Work instructions =>
Work through the records below, line by line, and say how many lines include "免费工具加人工核验", with nothing else.

Data items =>
○ ○ ○ ○ ○

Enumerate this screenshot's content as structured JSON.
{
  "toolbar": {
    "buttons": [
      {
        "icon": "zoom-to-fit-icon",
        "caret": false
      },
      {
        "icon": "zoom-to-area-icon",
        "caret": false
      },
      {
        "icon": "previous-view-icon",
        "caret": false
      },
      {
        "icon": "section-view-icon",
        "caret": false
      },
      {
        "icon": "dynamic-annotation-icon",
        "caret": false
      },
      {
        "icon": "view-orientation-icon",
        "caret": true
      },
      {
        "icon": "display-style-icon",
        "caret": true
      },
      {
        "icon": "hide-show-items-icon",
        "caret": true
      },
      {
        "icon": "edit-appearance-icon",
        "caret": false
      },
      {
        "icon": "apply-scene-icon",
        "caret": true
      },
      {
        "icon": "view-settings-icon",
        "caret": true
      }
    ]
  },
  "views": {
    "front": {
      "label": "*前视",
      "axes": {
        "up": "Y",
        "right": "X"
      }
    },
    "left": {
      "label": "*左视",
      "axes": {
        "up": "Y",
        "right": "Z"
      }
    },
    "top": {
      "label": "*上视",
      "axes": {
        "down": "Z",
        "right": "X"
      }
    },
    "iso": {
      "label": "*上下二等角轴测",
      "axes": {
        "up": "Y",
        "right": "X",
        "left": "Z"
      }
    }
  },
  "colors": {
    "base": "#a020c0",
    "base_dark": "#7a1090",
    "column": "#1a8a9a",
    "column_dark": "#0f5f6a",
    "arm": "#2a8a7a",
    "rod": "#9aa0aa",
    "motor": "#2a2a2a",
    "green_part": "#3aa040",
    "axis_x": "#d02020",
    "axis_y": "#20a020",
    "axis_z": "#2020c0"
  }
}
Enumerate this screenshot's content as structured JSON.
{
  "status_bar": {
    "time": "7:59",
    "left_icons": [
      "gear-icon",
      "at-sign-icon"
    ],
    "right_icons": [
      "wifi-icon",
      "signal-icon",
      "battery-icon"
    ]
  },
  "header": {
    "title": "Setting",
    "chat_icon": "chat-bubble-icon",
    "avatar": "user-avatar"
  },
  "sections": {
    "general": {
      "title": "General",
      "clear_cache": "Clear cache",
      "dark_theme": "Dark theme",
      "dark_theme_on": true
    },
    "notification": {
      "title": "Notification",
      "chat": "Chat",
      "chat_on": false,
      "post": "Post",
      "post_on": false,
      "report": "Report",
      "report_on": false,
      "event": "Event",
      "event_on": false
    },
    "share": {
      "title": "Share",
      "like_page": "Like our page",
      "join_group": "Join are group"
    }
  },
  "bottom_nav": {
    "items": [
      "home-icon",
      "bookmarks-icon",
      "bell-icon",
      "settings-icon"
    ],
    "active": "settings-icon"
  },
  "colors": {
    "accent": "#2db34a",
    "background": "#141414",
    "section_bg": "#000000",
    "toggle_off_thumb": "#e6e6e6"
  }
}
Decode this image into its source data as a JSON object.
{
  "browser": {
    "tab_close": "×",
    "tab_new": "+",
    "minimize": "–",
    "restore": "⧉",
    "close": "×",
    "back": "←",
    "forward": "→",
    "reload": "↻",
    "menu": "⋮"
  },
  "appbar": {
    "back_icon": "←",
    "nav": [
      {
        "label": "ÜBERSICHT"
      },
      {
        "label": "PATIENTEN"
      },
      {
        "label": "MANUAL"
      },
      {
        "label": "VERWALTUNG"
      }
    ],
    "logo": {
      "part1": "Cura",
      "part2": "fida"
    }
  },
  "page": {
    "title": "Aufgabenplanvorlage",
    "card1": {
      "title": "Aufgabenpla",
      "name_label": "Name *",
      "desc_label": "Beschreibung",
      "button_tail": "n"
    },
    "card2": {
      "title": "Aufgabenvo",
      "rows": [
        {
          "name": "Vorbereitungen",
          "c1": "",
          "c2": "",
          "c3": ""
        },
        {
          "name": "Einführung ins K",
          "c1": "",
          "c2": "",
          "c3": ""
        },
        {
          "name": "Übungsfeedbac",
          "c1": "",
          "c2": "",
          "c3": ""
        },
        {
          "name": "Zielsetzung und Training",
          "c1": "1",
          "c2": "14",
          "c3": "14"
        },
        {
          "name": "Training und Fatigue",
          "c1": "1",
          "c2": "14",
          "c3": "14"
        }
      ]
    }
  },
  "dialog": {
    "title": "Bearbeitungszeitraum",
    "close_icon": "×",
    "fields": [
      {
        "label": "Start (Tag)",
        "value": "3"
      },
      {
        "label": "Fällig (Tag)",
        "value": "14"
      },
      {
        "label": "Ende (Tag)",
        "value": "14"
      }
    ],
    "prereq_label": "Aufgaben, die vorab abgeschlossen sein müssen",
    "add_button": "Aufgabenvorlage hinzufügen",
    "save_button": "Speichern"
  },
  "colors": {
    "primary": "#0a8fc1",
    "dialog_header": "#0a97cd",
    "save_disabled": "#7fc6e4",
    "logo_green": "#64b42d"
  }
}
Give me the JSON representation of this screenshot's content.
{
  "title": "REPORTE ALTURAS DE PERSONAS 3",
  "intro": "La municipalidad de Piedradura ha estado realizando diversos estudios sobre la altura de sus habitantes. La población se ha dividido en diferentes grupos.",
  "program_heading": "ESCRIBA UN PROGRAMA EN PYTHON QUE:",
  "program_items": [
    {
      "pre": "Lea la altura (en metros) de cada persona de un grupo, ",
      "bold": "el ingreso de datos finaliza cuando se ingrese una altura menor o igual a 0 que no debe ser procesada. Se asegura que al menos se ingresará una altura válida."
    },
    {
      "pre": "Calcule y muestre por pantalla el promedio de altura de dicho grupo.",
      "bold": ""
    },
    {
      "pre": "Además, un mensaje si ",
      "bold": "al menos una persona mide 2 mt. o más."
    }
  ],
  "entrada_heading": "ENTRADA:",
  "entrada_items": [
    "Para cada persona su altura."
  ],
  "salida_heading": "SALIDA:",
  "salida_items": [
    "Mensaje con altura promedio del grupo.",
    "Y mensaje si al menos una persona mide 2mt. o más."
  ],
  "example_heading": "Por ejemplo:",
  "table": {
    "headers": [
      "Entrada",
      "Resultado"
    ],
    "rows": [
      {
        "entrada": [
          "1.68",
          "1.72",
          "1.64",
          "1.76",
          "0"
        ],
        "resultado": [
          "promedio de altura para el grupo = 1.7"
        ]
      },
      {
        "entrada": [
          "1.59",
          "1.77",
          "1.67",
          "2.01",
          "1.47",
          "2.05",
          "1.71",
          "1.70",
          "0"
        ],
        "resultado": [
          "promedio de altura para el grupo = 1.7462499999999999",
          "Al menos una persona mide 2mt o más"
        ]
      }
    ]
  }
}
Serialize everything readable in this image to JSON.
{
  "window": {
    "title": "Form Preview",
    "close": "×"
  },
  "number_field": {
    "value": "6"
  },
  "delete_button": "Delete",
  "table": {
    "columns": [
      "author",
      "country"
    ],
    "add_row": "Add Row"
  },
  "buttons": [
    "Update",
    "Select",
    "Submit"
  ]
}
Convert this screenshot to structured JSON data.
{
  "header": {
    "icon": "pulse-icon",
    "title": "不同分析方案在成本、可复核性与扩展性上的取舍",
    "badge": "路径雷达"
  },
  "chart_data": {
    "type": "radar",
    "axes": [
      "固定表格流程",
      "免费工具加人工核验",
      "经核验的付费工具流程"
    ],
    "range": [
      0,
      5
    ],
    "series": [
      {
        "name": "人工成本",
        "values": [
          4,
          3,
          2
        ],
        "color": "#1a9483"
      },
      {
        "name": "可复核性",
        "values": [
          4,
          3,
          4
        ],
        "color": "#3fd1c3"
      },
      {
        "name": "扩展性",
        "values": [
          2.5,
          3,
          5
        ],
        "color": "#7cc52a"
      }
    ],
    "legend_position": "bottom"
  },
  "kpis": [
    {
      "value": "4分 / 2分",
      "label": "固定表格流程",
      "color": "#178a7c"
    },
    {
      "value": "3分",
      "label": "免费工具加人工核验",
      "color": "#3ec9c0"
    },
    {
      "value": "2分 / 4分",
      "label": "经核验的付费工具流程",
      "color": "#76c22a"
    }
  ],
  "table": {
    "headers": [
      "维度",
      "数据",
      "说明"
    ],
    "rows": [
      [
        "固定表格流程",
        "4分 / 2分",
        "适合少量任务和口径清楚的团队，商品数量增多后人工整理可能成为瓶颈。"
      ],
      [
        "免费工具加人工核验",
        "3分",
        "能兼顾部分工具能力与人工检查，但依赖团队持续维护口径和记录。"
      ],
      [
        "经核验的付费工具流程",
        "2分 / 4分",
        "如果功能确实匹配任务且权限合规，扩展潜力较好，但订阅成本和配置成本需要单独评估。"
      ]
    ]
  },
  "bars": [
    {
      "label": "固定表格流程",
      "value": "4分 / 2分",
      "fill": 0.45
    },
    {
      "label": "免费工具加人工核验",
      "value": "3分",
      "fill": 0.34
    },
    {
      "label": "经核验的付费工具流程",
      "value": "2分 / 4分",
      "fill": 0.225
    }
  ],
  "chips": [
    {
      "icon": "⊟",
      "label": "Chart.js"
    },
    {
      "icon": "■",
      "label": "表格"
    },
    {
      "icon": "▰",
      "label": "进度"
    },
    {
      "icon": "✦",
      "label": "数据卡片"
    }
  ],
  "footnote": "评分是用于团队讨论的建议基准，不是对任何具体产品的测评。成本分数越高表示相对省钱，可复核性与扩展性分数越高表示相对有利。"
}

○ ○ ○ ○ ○

Task answer =>
4